holding corporate bond and loans over the long term.
The HLF’s acknowledgement of the deficiencies with the current
disclosure regime for insurance-based investment products are welcome.
Any legislative reform in the field of disclosures must be adequately
tested and evidence-based to ensure better outcomes for retail
investors. On the contrary, rushed, interim changes to the information
provided – such as the mini-review currently considered for the Key
Information Document (KID) for Packaged Retail and Insurance-based
Investment Products (PRIIPS) - would only confuse consumers and
undermine their trust in financial services.
Insurance Europe also generally welcomes the HLF report’s focus on

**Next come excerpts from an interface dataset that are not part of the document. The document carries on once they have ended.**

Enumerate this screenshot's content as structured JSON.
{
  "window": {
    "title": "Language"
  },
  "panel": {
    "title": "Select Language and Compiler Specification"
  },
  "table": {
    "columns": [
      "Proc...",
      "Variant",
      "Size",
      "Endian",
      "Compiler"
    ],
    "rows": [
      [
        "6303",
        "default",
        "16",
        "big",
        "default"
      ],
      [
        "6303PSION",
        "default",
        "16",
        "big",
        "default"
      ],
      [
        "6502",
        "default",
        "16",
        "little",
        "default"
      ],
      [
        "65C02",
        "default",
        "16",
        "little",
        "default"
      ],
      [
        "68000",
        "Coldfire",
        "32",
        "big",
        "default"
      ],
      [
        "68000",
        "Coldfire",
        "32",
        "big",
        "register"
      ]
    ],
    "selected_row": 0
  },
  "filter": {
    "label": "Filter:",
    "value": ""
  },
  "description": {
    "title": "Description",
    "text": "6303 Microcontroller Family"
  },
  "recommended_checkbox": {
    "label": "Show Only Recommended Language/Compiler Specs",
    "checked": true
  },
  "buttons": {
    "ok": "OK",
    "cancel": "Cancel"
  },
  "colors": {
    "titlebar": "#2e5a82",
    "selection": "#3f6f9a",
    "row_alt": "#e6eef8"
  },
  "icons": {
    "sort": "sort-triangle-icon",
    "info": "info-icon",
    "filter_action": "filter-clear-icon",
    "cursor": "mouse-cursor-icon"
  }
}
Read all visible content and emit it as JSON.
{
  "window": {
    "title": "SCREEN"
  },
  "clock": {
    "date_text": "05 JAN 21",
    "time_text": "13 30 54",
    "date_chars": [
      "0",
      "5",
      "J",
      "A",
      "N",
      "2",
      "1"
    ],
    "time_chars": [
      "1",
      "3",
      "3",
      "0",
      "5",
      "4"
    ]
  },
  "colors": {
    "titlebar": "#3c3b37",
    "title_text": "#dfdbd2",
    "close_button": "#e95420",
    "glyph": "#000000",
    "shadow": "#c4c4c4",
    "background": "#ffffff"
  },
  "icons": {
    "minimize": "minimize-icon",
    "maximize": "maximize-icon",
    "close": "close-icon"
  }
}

pensions. Member states should encourage participation in supplementary
occupational and personal pension schemes. However, while the EU has a
role to play, its actions should not disrupt well-functioning pension
systems. For example, national rather than EU level action is
appropriate in areas such as auto-enrolment or reporting.
It is unfortunate that the report calls for strict alignment between
the Insurance Distribution Directive (IDD) and MiFID, as well as for a
ban on commission for sales, even where independent advice is offered.
This does not reflect the diversity of national insurance markets and
blanket bans on commission are not universally accepted to be beneficial
to consumers. The report also fails to note the significant
improvements in consumer protection brought about by the IDD. These have
been achieved because the carefully designed IDD rules are workable
within the diverse distribution system for insurance products.
Finally, Insurance Europe remains of the view that EIOPA does not
need any further significant changes to its powers to fulfil its
mandate. The Board of Supervisors (BoS) should remain the main
decision-making body, so that the ultimate responsibility for
supervision remains with NCAs and the principles of subsidiarity and
proportionality are not undermined.
NCAs are vital elements of the supervisory system given their local
expertise, direct contact with entities and, crucially, local
accountability. Therefore, the current separation between indirect
supervision by EIOPA and direct supervision by national authorities is
an indispensable cornerstone of the European supervisory system.
© Insurance Europe
Hover over the blue highlighted
text to view the acronym meaning
over these icons for more information
No Comments for this Article